The idea that females are more resilient than males in
responding to stress is a popular view, and now University at Buffalo
researchers have found a scientific explanation.
"We have examined the molecular mechanism underlying
gender-specific effects of stress," says senior author Zhen Yan, PhD, a
professor in the Department of Physiology and Biophysics in the UB School of
Medicine and Biomedical Sciences. "Previous studies have found that
females are more resilient to chronic stress and now our research has found the
The research shows that in rats exposed to repeated episodes
of stress, females respond better than males because of the protective effect
of oestrogen. In the UB study, young female rats exposed to one week of
periodic physical restraint stress showed no impairment in their ability to
remember and recognise objects they had previously been shown. In contrast,
young males exposed to the same stress were impaired in their short-term
How the study was
An impairment in the ability to correctly remember a
familiar object signifies some disturbance in the signalling ability of the
glutamate receptor in the prefrontal cortex, the brain region that controls
working memory, attention, decision-making, emotion and other high-level
Last year, Yan and UB colleagues published in Neuron a paper showing that repeated
stress results in loss of the glutamate receptor in the prefrontal cortex of
The current paper shows that the glutamate receptor in the
prefrontal cortex of stressed females is intact. The findings provide more
support for a growing body of research demonstrating that the glutamate
receptor is the molecular target of stress, which mediates the stress response.
The stressors used in the experiments mimic challenging and stressful, but not
dangerous, experiences that humans face, such as those causing frustration and
feelings of being under pressure, Yan says.
By manipulating the amount of oestrogen produced in the
brain, the UB researchers were able to make the males respond to stress more like
females and the females respond more like males.
"When oestrogen signalling in the brains of females was
blocked, stress exhibited detrimental effects on them," explains Yan.
"When oestrogen signalling was activated in males, the detrimental effects
of stress were blocked.
"We still found the protective effect of oestrogen in
female rats whose ovaries were removed," says Yan. "It suggests that
it might be oestrogen produced in the brain that protects against the
detrimental effects of stress." In the current study, Yan and her
colleagues found that the enzyme aromatase, which produces estradiol, an oestrogen
hormone, in the brain, is responsible for female stress resilience. They found
that aromatase levels are significantly higher in the prefrontal cortex of female
"If we could find compounds similar to oestrogen that

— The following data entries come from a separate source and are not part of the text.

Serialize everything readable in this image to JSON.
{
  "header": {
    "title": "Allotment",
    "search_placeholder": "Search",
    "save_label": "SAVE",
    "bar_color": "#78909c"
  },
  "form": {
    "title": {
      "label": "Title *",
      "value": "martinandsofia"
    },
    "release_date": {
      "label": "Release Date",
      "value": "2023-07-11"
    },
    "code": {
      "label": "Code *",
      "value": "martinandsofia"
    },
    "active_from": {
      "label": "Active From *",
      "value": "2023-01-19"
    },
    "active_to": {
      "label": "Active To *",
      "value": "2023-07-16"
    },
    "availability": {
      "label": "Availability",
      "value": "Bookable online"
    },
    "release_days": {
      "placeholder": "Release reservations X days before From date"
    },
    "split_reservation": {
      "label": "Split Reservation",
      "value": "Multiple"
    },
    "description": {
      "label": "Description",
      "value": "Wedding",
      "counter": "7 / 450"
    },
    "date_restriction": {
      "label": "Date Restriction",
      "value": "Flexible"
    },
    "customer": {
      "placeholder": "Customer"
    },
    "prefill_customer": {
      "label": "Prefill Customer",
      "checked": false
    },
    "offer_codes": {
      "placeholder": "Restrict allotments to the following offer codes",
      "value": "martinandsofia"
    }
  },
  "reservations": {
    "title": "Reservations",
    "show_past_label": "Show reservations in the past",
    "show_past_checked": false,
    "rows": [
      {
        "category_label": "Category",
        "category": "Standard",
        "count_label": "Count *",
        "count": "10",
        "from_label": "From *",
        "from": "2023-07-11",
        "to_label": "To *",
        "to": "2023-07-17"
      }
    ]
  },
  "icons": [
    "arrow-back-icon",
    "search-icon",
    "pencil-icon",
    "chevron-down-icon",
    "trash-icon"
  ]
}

could be administered without causing hormonal side effects, they could prove
to be a very effective treatment for stress-related problems in males,"
she says. She notes that while stress itself is not a psychiatric disorder, it
can be a trigger for the development of psychiatric disorders in vulnerable